## PROBLEM TO SOLVE
The answer must be every line of the data that holds the word "RECOMMENDED".

## MATERIAL PROVIDED
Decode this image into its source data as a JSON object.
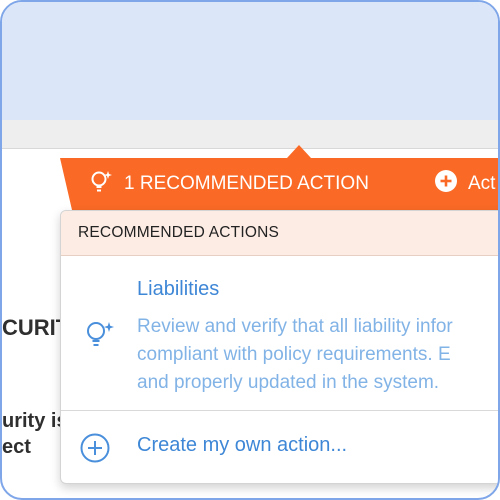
{
  "background": {
    "partial_heading": "CURIT",
    "partial_line1": "urity is",
    "partial_line2": "ect"
  },
  "toolbar": {
    "recommended_label": "1 RECOMMENDED ACTION",
    "add_label": "Act",
    "color": "#fa6a26"
  },
  "panel": {
    "header": "RECOMMENDED ACTIONS",
    "item": {
      "title": "Liabilities",
      "description_lines": [
        "Review and verify that all liability infor",
        "compliant with policy requirements. E",
        "and properly updated in the system."
      ]
    },
    "own_action_label": "Create my own action..."
  },
  "colors": {
    "link": "#3e87d6",
    "muted_link": "#82b3e6",
    "header_bg": "#fdece4"
  },
  "icons": {
    "recommend": "lightbulb-sparkle-icon",
    "add": "plus-circle-icon"
  }
}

## ANSWER TO THIS TASK
    "recommended_label": "1 RECOMMENDED ACTION",
    "header": "RECOMMENDED ACTIONS",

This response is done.